 The isCompliant method evaluates whether a particular client device is in compliance with applicable policy requirements. As shown at line 8, the isCompliant method receives a list of information (referred to as uploads), which are XML snippets received from the calling function. These XML snippets include data about the anti-virus module on the client device. The data which is received is compared against the policy (Policy p) for a given user (User u). The policy (Policy p) specifies anti-virus compliance requirements. As shown at lines 16-18, a check is first made to determine if any anti-virus requirements are applicable. If the applicable policy does not have any anti-virus requirements (if (rules==null || rules. length==0)) , there is no need for further examination of the anti-virus data and the value of “compliant” (ComplianceStatus.COMPLIANT) is returned. Similarly, at lines 19-31 a check is made to determine if any of the anti-virus rules are active. If there are no active rules, then all clients are complaint. At lines 32-34, if there are rules, but no data is received (i.e., no uploads) regarding anti-virus modules on the client device, then the client is non-compliant and a status of ComplianceStatus.AV_NOPROVIDER is returned.
 If the applicable policy contains active anti-virus requirements and uploads are received, then commencing at line 37 the anti-virus information received from the client device is compared to the anti-virus requirements of the policy. For example, the for loop starting at line 57 evaluates whether information received in the uploads indicates that the anti-virus module on the client device is compliant with each of the active rules of the anti-virus policy. Immediately before this for loop at lines 51-56 is a special case for handling a virus emergency (also referred to as a virus alert response) situation, which is indicated by a status of AV_PANIC. As previously described, an administrator or user may declare a virus emergency requiring a response from connected client devices. In the case of a virus emergency, a check is made as shown at line 52 to determine if the DAT file is out of date. A DAT file is out of date if it is older than the minimum day required by the administrator or user declaring the emergency.
 If the client device is determined to be in compliance with the applicable policy, the integrity server sends a message to the gateway server to permit the client device to access the protected data, resources, or network served by the gateway server. The following function illustrates a session between the integrity server and gateway server for communication of this authorization to the gateway server:
 The above function sends a “success message” to the gateway server if the client device is in compliance with applicable policies and is to be permitted to access protected data or resources. As shown at line 5, the acceptIGWSession function receives a session ID as a parameter. At line 16, the function calls a method named acceptSession on the gateway connection to notify the gateway server that a particular client device, which is identified by session ID, is authorized to access the protected data or resources. Recall that when the client device initially logged in to the integrity server, a restricted status was assigned to the client until the integrity server made a determination as to whether or not to permit access to the protected data. This restricted status generally continues until the integrity server issues notification that the client device is compliant or, alternatively, the client device disconnects from the gateway server.

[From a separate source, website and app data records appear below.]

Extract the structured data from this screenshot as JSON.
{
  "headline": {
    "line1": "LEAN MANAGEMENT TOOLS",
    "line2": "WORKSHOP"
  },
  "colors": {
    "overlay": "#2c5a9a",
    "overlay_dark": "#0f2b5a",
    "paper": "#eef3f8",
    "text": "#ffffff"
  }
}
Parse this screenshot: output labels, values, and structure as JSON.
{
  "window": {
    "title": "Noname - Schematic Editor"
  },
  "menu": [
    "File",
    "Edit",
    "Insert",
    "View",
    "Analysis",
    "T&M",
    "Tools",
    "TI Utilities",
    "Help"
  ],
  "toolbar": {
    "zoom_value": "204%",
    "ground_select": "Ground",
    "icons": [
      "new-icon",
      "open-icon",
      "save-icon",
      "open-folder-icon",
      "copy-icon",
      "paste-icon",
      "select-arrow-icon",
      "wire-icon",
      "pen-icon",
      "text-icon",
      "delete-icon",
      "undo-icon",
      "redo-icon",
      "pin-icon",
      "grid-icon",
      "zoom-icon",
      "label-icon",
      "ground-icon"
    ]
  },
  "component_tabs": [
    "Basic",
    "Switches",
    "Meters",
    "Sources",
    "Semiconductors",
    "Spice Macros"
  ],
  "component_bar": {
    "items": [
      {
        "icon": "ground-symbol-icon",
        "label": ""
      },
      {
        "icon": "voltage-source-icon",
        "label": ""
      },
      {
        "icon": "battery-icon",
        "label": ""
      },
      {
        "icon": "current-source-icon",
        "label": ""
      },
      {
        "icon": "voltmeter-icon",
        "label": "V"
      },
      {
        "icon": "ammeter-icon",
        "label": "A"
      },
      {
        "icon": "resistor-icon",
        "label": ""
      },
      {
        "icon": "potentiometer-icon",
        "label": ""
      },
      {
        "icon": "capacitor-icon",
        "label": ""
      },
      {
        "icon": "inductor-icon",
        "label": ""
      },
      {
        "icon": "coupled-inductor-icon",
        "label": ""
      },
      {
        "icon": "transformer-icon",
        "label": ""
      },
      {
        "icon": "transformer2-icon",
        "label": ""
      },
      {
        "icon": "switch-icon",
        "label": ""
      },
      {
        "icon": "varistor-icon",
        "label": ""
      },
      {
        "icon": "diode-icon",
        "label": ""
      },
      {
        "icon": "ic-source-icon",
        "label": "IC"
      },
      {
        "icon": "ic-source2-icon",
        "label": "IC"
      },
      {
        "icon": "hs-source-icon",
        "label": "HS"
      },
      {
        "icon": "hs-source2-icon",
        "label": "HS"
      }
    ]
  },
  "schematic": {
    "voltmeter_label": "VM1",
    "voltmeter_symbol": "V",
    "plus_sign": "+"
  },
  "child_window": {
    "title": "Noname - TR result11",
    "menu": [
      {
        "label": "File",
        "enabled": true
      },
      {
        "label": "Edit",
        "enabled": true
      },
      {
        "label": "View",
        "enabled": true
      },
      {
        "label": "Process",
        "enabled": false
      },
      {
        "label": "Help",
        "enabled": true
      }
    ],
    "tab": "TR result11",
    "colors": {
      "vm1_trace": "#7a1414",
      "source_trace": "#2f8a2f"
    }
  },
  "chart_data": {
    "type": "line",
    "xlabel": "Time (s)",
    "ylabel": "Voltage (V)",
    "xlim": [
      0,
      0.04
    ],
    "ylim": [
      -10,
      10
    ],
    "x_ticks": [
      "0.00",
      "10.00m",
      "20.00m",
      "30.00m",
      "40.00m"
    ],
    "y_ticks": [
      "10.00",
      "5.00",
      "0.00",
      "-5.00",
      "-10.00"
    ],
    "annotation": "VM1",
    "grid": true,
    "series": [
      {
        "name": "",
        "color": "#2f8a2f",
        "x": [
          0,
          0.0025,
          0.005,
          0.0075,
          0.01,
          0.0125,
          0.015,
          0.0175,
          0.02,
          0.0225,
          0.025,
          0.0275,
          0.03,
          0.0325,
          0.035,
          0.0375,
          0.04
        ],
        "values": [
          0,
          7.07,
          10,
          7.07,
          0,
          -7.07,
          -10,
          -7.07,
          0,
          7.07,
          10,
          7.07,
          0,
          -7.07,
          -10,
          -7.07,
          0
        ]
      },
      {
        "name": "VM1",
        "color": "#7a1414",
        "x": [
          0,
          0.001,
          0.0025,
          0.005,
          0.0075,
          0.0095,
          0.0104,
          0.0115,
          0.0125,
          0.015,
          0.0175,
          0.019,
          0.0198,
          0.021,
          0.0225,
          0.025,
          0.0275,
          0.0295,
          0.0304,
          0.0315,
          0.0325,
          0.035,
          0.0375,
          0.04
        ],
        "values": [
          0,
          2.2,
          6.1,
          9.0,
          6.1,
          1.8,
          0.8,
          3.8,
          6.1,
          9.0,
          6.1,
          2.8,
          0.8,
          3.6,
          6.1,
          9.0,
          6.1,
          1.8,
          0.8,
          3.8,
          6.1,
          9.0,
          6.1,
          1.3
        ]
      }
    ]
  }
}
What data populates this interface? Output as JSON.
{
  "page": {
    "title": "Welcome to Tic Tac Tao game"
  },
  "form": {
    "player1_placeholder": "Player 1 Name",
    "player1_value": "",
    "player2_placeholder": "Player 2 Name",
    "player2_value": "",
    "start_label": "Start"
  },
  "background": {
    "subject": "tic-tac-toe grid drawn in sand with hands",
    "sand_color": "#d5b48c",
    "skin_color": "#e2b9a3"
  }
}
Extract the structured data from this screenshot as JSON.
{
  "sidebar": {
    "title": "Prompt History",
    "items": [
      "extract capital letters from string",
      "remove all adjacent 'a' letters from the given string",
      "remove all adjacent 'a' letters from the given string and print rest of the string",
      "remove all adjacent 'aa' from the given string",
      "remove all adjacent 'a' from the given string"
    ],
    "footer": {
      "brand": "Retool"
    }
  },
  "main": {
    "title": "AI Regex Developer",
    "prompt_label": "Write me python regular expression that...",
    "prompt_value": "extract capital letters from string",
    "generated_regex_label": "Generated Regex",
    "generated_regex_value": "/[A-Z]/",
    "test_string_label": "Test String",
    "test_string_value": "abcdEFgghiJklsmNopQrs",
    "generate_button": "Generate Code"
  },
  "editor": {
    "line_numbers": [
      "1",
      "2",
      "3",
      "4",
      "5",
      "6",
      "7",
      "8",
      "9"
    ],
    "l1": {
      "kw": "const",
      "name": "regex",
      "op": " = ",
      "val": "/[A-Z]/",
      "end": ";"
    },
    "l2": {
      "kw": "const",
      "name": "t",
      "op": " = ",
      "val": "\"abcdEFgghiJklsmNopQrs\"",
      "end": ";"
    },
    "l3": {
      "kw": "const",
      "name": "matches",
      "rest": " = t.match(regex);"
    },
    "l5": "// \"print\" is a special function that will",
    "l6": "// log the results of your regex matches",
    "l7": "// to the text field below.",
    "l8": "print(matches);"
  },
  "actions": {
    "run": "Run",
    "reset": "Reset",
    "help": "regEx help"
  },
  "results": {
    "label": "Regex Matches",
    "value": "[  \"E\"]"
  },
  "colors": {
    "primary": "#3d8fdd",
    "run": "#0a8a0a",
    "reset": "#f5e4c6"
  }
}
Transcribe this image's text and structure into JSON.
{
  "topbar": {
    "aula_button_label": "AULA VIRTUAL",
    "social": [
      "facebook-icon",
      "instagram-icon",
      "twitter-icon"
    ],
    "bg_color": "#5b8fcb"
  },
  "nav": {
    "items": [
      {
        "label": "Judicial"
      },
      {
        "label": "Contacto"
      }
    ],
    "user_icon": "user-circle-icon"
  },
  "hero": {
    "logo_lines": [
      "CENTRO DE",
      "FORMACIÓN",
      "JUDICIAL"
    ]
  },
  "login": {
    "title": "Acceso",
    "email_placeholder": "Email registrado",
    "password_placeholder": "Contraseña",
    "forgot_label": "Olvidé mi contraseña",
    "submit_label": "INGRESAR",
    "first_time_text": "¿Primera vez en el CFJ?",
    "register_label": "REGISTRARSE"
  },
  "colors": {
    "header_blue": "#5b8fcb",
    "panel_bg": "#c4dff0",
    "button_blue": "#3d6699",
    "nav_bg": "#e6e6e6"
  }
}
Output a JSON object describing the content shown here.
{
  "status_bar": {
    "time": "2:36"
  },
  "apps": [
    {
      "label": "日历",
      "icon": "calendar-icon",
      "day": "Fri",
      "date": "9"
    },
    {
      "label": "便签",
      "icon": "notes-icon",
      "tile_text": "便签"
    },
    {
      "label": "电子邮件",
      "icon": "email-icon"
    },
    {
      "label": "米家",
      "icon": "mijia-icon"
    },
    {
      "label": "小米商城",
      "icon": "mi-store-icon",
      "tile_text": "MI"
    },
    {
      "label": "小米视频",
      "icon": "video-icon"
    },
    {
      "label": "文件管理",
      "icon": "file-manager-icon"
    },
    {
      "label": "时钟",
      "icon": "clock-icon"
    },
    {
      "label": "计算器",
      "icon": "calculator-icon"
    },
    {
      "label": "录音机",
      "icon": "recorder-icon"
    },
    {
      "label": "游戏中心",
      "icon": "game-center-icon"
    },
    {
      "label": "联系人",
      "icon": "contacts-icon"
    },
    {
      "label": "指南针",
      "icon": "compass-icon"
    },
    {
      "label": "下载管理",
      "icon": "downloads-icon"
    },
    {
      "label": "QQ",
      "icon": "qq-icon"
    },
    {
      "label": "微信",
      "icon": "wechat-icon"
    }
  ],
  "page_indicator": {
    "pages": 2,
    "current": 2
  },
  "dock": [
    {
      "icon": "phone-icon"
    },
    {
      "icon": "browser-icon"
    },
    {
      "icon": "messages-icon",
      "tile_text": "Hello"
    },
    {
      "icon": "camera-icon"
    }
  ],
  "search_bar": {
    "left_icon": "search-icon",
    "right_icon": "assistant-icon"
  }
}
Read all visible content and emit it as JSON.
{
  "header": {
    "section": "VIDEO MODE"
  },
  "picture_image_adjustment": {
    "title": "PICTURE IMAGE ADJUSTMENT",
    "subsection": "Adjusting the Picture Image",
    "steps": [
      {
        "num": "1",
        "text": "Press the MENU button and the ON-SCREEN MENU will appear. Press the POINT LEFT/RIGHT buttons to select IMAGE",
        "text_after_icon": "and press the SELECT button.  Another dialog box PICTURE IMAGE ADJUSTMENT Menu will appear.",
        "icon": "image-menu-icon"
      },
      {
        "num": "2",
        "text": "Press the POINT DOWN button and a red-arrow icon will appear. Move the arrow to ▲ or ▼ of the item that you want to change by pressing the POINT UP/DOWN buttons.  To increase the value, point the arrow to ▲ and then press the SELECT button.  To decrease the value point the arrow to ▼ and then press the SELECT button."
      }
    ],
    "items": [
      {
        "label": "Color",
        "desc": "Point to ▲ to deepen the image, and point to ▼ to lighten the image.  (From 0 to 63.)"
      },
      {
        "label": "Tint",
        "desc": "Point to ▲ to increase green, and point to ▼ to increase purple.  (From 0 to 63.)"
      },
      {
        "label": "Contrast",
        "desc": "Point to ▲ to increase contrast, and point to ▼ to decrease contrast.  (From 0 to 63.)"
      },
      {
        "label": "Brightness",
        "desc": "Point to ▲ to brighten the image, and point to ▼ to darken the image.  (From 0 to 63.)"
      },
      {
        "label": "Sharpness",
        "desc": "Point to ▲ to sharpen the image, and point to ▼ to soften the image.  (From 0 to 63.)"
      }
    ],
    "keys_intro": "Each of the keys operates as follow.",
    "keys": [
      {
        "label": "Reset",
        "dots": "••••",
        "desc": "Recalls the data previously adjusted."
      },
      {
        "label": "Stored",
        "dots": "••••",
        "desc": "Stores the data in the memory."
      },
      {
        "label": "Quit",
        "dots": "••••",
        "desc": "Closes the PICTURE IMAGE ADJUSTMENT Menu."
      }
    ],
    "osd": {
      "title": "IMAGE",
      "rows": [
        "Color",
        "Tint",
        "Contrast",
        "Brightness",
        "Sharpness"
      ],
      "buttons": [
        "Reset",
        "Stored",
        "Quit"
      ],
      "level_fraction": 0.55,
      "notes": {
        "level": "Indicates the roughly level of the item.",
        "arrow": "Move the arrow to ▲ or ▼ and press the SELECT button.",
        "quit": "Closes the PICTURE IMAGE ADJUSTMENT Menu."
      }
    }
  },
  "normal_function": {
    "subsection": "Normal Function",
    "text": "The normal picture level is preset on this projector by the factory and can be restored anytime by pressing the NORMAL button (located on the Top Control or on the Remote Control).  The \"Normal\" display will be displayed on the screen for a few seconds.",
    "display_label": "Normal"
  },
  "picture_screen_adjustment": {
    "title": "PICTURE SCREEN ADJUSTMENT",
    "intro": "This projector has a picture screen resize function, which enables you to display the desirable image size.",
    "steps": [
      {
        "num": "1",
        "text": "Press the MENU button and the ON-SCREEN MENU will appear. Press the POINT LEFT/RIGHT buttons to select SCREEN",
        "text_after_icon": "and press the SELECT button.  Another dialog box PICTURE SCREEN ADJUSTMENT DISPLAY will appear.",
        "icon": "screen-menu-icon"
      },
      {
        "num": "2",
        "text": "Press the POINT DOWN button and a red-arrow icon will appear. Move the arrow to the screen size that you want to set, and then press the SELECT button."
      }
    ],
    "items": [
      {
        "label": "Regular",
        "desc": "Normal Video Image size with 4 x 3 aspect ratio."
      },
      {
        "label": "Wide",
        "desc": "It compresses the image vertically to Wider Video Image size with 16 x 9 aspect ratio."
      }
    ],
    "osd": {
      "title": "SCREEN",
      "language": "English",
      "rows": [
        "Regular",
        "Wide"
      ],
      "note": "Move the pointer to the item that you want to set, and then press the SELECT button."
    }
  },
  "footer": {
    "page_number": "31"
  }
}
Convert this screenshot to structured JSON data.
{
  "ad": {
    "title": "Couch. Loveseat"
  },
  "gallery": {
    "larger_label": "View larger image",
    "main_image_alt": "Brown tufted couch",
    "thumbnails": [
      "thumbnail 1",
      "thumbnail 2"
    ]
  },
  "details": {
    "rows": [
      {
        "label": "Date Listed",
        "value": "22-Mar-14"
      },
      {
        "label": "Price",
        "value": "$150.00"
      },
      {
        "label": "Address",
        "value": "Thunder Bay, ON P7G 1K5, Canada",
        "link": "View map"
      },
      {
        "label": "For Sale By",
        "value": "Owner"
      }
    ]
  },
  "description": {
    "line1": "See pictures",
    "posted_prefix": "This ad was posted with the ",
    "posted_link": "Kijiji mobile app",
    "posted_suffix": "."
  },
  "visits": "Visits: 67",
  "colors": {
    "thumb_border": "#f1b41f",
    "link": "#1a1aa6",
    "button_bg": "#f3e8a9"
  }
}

 While the invention is described in some detail with specific reference to a single-preferred embodiment and certain alternatives, there is no intent to limit the invention to that particular embodiment or those specific alternatives. For instance, those skilled in the art will appreciate that modifications may be made to the preferred embodiment without departing from the teachings of the present invention.